> _WHAT IS REQUIRED_
Repeat the data that follows, keeping every character intact.

*** Opening RECORDS PROVIDED ***

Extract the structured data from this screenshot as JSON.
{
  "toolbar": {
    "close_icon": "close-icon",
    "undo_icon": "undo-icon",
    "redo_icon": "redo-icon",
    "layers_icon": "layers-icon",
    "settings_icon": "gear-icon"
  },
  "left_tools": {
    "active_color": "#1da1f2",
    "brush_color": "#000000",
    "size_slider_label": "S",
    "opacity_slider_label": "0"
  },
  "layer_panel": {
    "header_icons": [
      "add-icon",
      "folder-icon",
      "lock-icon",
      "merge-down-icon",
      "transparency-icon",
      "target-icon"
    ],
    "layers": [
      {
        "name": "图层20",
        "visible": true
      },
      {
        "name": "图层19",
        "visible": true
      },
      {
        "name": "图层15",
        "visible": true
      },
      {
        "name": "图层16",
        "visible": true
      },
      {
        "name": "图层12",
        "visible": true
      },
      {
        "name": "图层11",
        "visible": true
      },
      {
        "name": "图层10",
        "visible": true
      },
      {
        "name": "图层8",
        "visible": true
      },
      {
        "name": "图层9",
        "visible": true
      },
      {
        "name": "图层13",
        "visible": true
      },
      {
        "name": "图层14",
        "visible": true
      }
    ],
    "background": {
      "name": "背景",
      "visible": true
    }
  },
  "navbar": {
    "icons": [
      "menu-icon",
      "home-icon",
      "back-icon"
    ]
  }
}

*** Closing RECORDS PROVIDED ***

> _ANSWER TO THIS TASK_
Extract the structured data from this screenshot as JSON.
{
  "toolbar": {
    "close_icon": "close-icon",
    "undo_icon": "undo-icon",
    "redo_icon": "redo-icon",
    "layers_icon": "layers-icon",
    "settings_icon": "gear-icon"
  },
  "left_tools": {
    "active_color": "#1da1f2",
    "brush_color": "#000000",
    "size_slider_label": "S",
    "opacity_slider_label": "0"
  },
  "layer_panel": {
    "header_icons": [
      "add-icon",
      "folder-icon",
      "lock-icon",
      "merge-down-icon",
      "transparency-icon",
      "target-icon"
    ],
    "layers": [
      {
        "name": "图层20",
        "visible": true
      },
      {
        "name": "图层19",
        "visible": true
      },
      {
        "name": "图层15",
        "visible": true
      },
      {
        "name": "图层16",
        "visible": true
      },
      {
        "name": "图层12",
        "visible": true
      },
      {
        "name": "图层11",
        "visible": true
      },
      {
        "name": "图层10",
        "visible": true
      },
      {
        "name": "图层8",
        "visible": true
      },
      {
        "name": "图层9",
        "visible": true
      },
      {
        "name": "图层13",
        "visible": true
      },
      {
        "name": "图层14",
        "visible": true
      }
    ],
    "background": {
      "name": "背景",
      "visible": true
    }
  },
  "navbar": {
    "icons": [
      "menu-icon",
      "home-icon",
      "back-icon"
    ]
  }
}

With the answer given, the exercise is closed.